* [Task to complete]:
The answer is the number of lines in the data that contain the word "this"; give it alone.

* [Raw data]:
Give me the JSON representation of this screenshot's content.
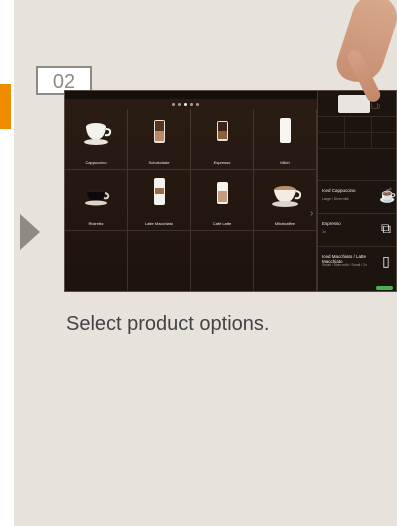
{
  "step": {
    "number": "02"
  },
  "caption": {
    "text": "Select product options."
  },
  "screen": {
    "pager_dots": 5,
    "products": [
      {
        "label": "Cappuccino",
        "icon": "cappuccino-icon"
      },
      {
        "label": "Schokolade",
        "icon": "chocolate-drink-icon"
      },
      {
        "label": "Espresso",
        "icon": "espresso-icon"
      },
      {
        "label": "Milch",
        "icon": "milk-glass-icon"
      },
      {
        "label": "Ristretto",
        "icon": "ristretto-icon"
      },
      {
        "label": "Latte Macchiato",
        "icon": "latte-macchiato-icon"
      },
      {
        "label": "Café Latte",
        "icon": "cafe-latte-icon"
      },
      {
        "label": "Milchkaffee",
        "icon": "milchkaffee-icon"
      },
      {
        "label": "",
        "icon": ""
      },
      {
        "label": "",
        "icon": ""
      },
      {
        "label": "",
        "icon": ""
      },
      {
        "label": "",
        "icon": ""
      }
    ],
    "options": [
      {
        "title": "Iced Cappuccino",
        "subtitle": "Large / Skim milk",
        "icon": "cup-icon"
      },
      {
        "title": "Espresso",
        "subtitle": "2x",
        "icon": "double-cup-icon"
      },
      {
        "title": "Iced Macchiato / Latte Macchiato",
        "subtitle": "Small / Skim milk / Small / 2x",
        "icon": "glass-icon"
      }
    ]
  },
  "colors": {
    "accent": "#f08c00",
    "card_bg": "#e7e2dc",
    "badge_border": "#8f8a83",
    "screen_bg": "#241811",
    "text_dark": "#434343",
    "success": "#49b24f"
  }
}
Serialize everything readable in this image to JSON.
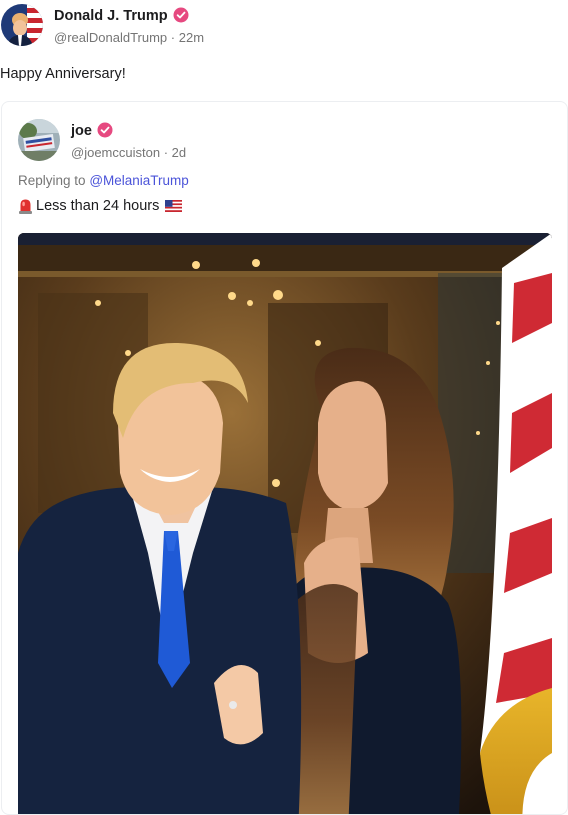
{
  "post": {
    "author_name": "Donald J. Trump",
    "author_handle": "@realDonaldTrump",
    "time_ago": "22m",
    "text": "Happy Anniversary!",
    "verified_icon": "verified-badge-icon",
    "verified_color": "#e64980"
  },
  "quoted_post": {
    "author_name": "joe",
    "author_handle": "@joemccuiston",
    "time_ago": "2d",
    "replying_to_label": "Replying to",
    "replying_to_handle": "@MelaniaTrump",
    "text": "Less than 24 hours",
    "leading_icon": "police-light-icon",
    "trailing_icon": "us-flag-icon"
  },
  "colors": {
    "text_primary": "#1c1c1e",
    "text_secondary": "#757575",
    "mention": "#4b54d9",
    "card_border": "#eceef1"
  }
}
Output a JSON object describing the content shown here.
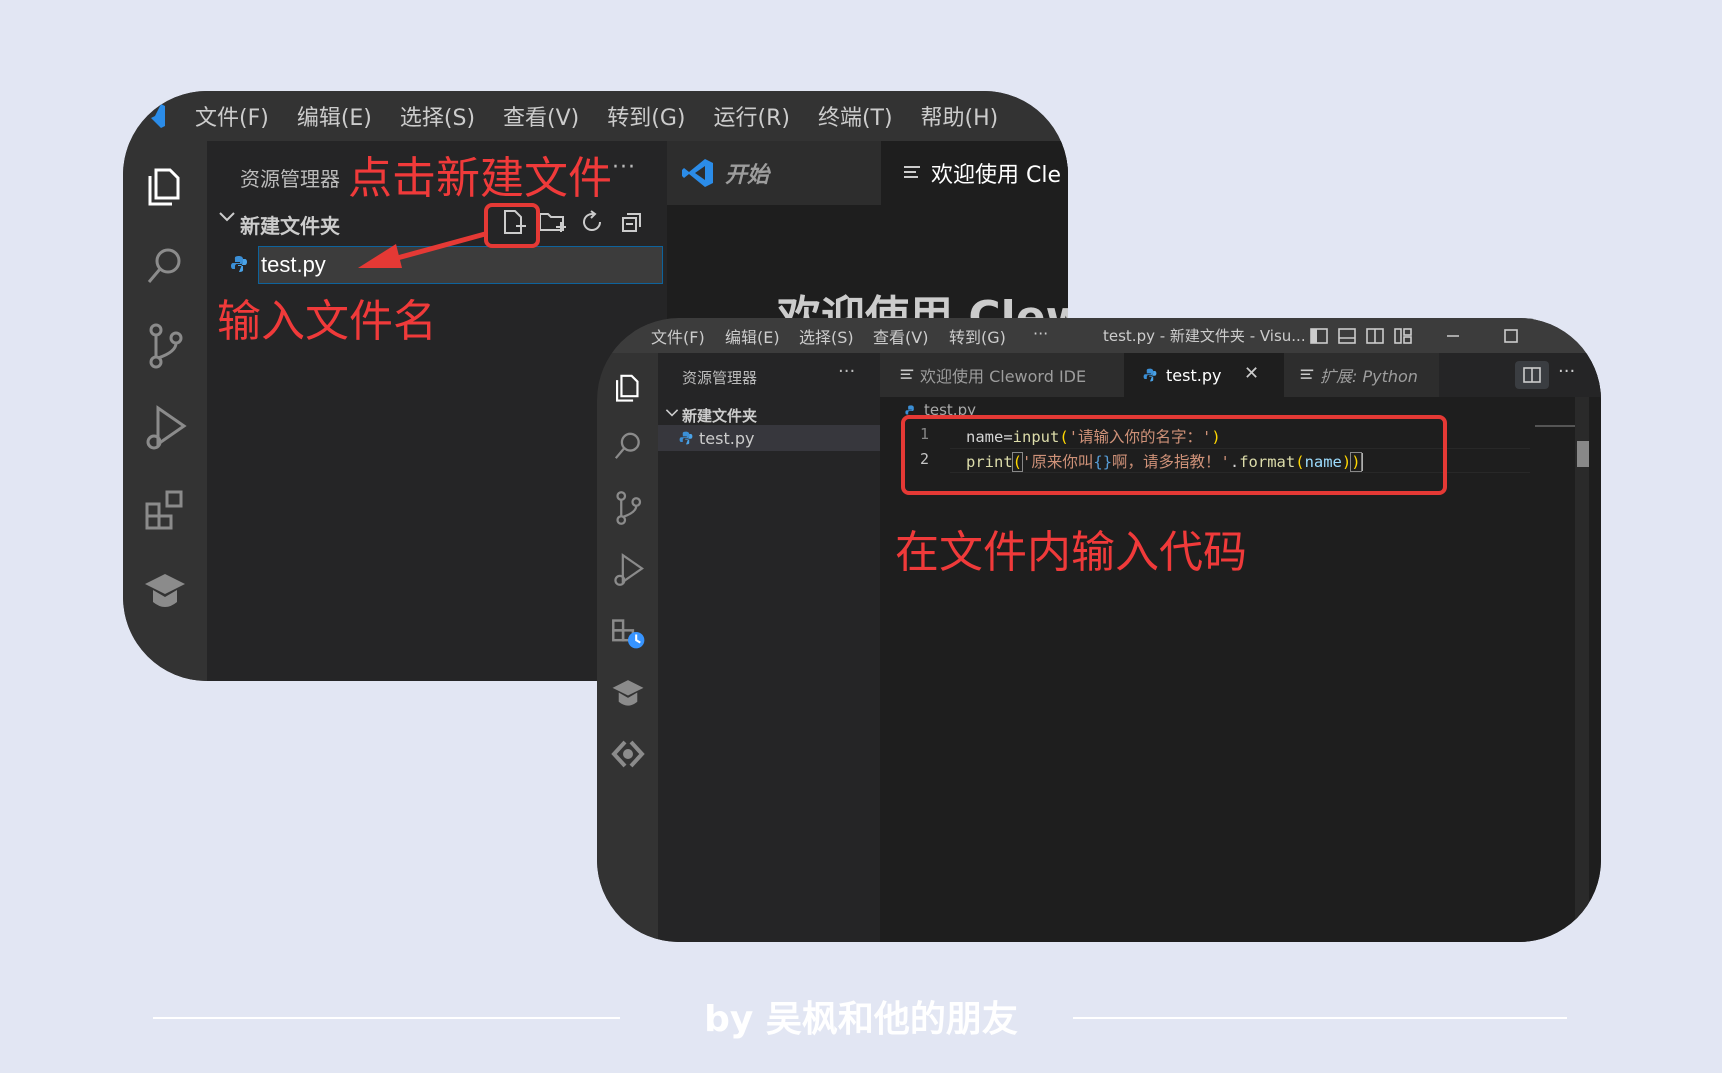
{
  "back_window": {
    "menu": [
      "文件(F)",
      "编辑(E)",
      "选择(S)",
      "查看(V)",
      "转到(G)",
      "运行(R)",
      "终端(T)",
      "帮助(H)"
    ],
    "explorer_title": "资源管理器",
    "explorer_more": "···",
    "folder_name": "新建文件夹",
    "rename_value": "test.py",
    "tabs": [
      {
        "label": "开始",
        "icon": "vscode-logo-icon"
      },
      {
        "label": "欢迎使用 Cle",
        "icon": "menu-lines-icon"
      }
    ],
    "welcome_heading": "欢迎使用 Clew"
  },
  "front_window": {
    "menu": [
      "文件(F)",
      "编辑(E)",
      "选择(S)",
      "查看(V)",
      "转到(G)",
      "···"
    ],
    "window_title": "test.py - 新建文件夹 - Visu...",
    "explorer_title": "资源管理器",
    "explorer_more": "···",
    "folder_name": "新建文件夹",
    "file_name": "test.py",
    "tabs": [
      {
        "label": "欢迎使用 Cleword IDE"
      },
      {
        "label": "test.py",
        "close": "✕"
      },
      {
        "label": "扩展: Python"
      }
    ],
    "tab_more": "···",
    "breadcrumb": "test.py",
    "code_lines": [
      {
        "number": "1",
        "text": "name=input('请输入你的名字：')"
      },
      {
        "number": "2",
        "text": "print('原来你叫{}啊，请多指教！'.format(name))"
      }
    ]
  },
  "annotations": {
    "click_new_file": "点击新建文件",
    "enter_file_name": "输入文件名",
    "enter_code": "在文件内输入代码"
  },
  "byline": "by 吴枫和他的朋友",
  "colors": {
    "annotation": "#f03a3a",
    "background": "#e2e6f3",
    "editor_bg": "#1e1e1e",
    "sidebar_bg": "#252526",
    "activity_bg": "#333333"
  }
}
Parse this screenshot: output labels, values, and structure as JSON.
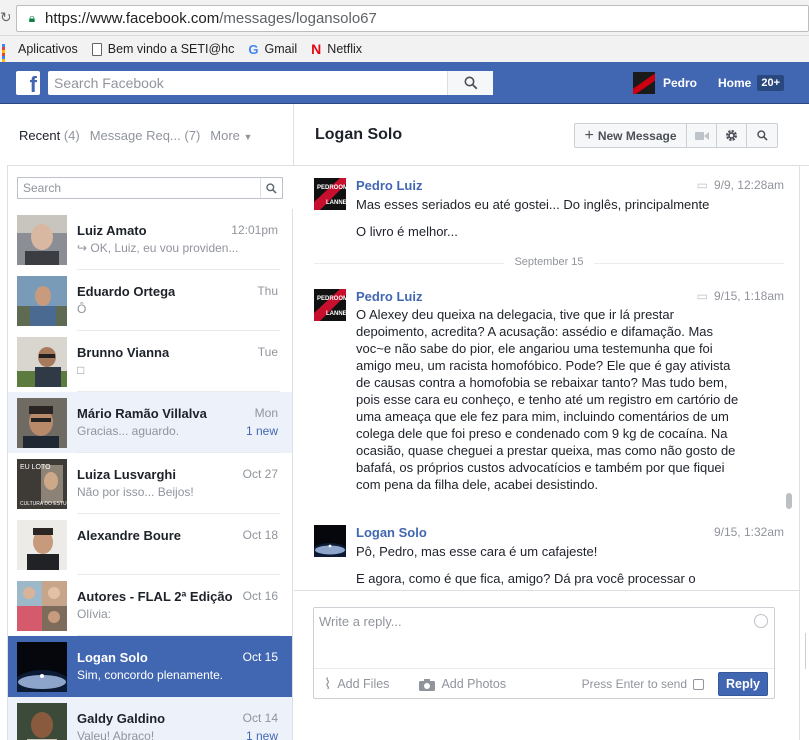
{
  "browser": {
    "url_host": "https://www.facebook.com",
    "url_path": "/messages/logansolo67",
    "bookmarks": [
      "Aplicativos",
      "Bem vindo a SETI@hc",
      "Gmail",
      "Netflix"
    ]
  },
  "topbar": {
    "search_placeholder": "Search Facebook",
    "user_name": "Pedro",
    "home_label": "Home",
    "home_badge": "20+",
    "brand_color": "#4267b2"
  },
  "left": {
    "tabs": [
      {
        "label": "Recent",
        "count": "(4)"
      },
      {
        "label": "Message Req...",
        "count": "(7)"
      },
      {
        "label": "More",
        "count": ""
      }
    ],
    "search_placeholder": "Search",
    "conversations": [
      {
        "name": "Luiz Amato",
        "time": "12:01pm",
        "snippet": "↪ OK, Luiz, eu vou providen...",
        "new": ""
      },
      {
        "name": "Eduardo Ortega",
        "time": "Thu",
        "snippet": "Ô",
        "new": ""
      },
      {
        "name": "Brunno Vianna",
        "time": "Tue",
        "snippet": "□",
        "new": ""
      },
      {
        "name": "Mário Ramão Villalva",
        "time": "Mon",
        "snippet": "Gracias... aguardo.",
        "new": "1 new"
      },
      {
        "name": "Luiza Lusvarghi",
        "time": "Oct 27",
        "snippet": "Não por isso... Beijos!",
        "new": ""
      },
      {
        "name": "Alexandre Boure",
        "time": "Oct 18",
        "snippet": "",
        "new": ""
      },
      {
        "name": "Autores - FLAL 2ª Edição",
        "time": "Oct 16",
        "snippet": "Olívia:",
        "new": ""
      },
      {
        "name": "Logan Solo",
        "time": "Oct 15",
        "snippet": "Sim, concordo plenamente.",
        "new": ""
      },
      {
        "name": "Galdy Galdino",
        "time": "Oct 14",
        "snippet": "Valeu! Abraço!",
        "new": "1 new"
      }
    ]
  },
  "thread": {
    "title": "Logan Solo",
    "new_message_label": "New Message",
    "day_separator": "September 15",
    "messages": [
      {
        "author": "Pedro Luiz",
        "time": "9/9, 12:28am",
        "lines": [
          "Mas esses seriados eu até gostei... Do inglês, principalmente",
          "O livro é melhor..."
        ]
      },
      {
        "author": "Pedro Luiz",
        "time": "9/15, 1:18am",
        "text": "O Alexey deu queixa na delegacia, tive que ir lá prestar depoimento, acredita? A acusação: assédio e difamação. Mas voc~e não sabe do pior, ele angariou uma testemunha que foi amigo meu, um racista homofóbico. Pode? Ele que é gay ativista de causas contra a homofobia se rebaixar tanto? Mas tudo bem, pois esse cara eu conheço, e tenho até um registro em cartório de uma ameaça que ele fez para mim, incluindo comentários de um colega dele que foi preso e condenado com 9 kg de cocaína. Na ocasião, quase cheguei a prestar queixa, mas como não gosto de bafafá, os próprios custos advocatícios e também por que fiquei com pena da filha dele, acabei desistindo."
      },
      {
        "author": "Logan Solo",
        "time": "9/15, 1:32am",
        "lines": [
          "Pô, Pedro, mas esse cara é um cafajeste!",
          "E agora, como é que fica, amigo? Dá pra você processar o Alexey?"
        ]
      }
    ]
  },
  "composer": {
    "placeholder": "Write a reply...",
    "add_files": "Add Files",
    "add_photos": "Add Photos",
    "press_enter": "Press Enter to send",
    "reply_button": "Reply"
  }
}
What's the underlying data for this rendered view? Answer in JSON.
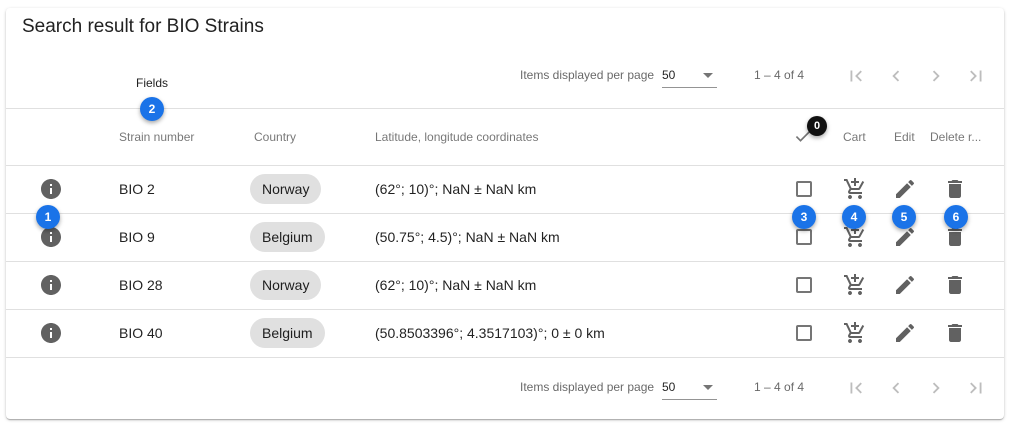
{
  "title": "Search result for BIO Strains",
  "fields_label": "Fields",
  "paginator": {
    "label": "Items displayed per page",
    "page_size": "50",
    "range": "1 – 4 of 4"
  },
  "columns": {
    "strain_number": "Strain number",
    "country": "Country",
    "coordinates": "Latitude, longitude coordinates",
    "cart": "Cart",
    "edit": "Edit",
    "delete": "Delete r..."
  },
  "selected_count": "0",
  "rows": [
    {
      "strain": "BIO 2",
      "country": "Norway",
      "coords": "(62°; 10)°; NaN ± NaN km"
    },
    {
      "strain": "BIO 9",
      "country": "Belgium",
      "coords": "(50.75°; 4.5)°; NaN ± NaN km"
    },
    {
      "strain": "BIO 28",
      "country": "Norway",
      "coords": "(62°; 10)°; NaN ± NaN km"
    },
    {
      "strain": "BIO 40",
      "country": "Belgium",
      "coords": "(50.8503396°; 4.3517103)°; 0 ± 0 km"
    }
  ],
  "callouts": [
    "1",
    "2",
    "3",
    "4",
    "5",
    "6"
  ],
  "colors": {
    "callout": "#1a73e8",
    "chip": "#e0e0e0",
    "icon": "#616161"
  }
}
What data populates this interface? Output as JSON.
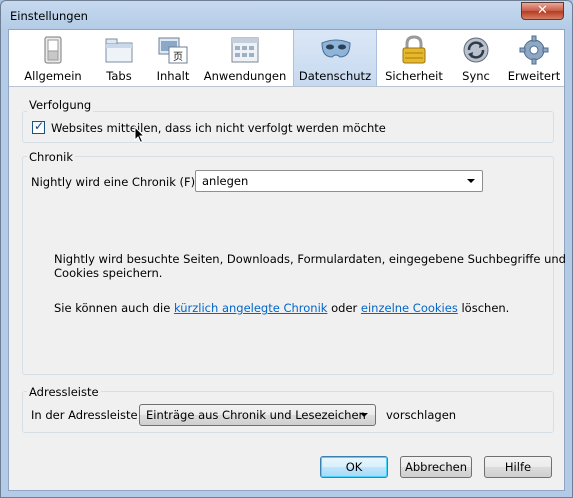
{
  "window": {
    "title": "Einstellungen",
    "close_glyph": "✕"
  },
  "toolbar": {
    "panes": [
      {
        "label": "Allgemein",
        "icon": "switch-icon"
      },
      {
        "label": "Tabs",
        "icon": "tabs-icon"
      },
      {
        "label": "Inhalt",
        "icon": "content-icon"
      },
      {
        "label": "Anwendungen",
        "icon": "applications-icon"
      },
      {
        "label": "Datenschutz",
        "icon": "mask-icon",
        "active": true
      },
      {
        "label": "Sicherheit",
        "icon": "lock-icon"
      },
      {
        "label": "Sync",
        "icon": "sync-icon"
      },
      {
        "label": "Erweitert",
        "icon": "gear-icon"
      }
    ]
  },
  "tracking": {
    "title": "Verfolgung",
    "checkbox_label": "Websites mitteilen, dass ich nicht verfolgt werden möchte",
    "checked": true
  },
  "history": {
    "title": "Chronik",
    "select_label": "Nightly wird eine Chronik (F):",
    "select_value": "anlegen",
    "description": "Nightly wird besuchte Seiten, Downloads, Formulardaten, eingegebene Suchbegriffe und",
    "description_2": "Cookies speichern.",
    "clear_prefix": "Sie können auch die",
    "clear_link_1": "kürzlich angelegte Chronik",
    "clear_middle": "oder",
    "clear_link_2": "einzelne Cookies",
    "clear_suffix": "löschen."
  },
  "location_bar": {
    "title": "Adressleiste",
    "prefix": "In der Adressleiste",
    "select_value": "Einträge aus Chronik und Lesezeichen",
    "suffix": "vorschlagen"
  },
  "buttons": {
    "ok": "OK",
    "cancel": "Abbrechen",
    "help": "Hilfe"
  }
}
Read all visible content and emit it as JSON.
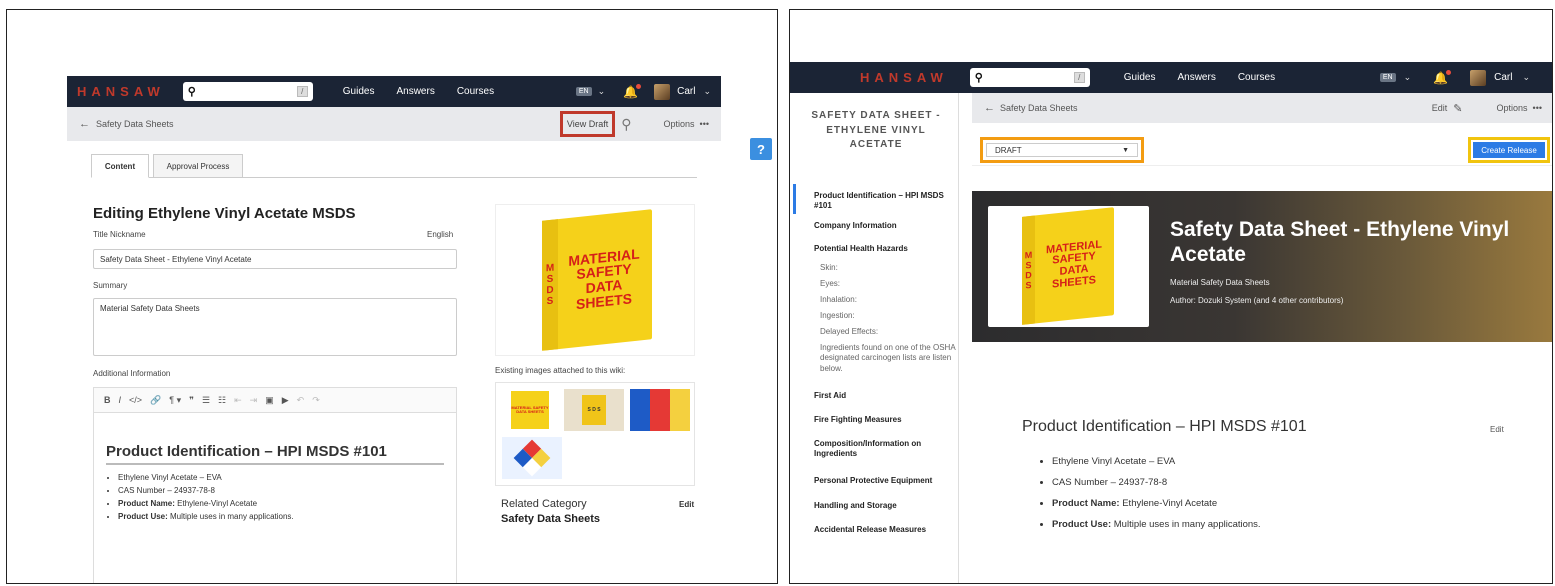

* [Result below]:
5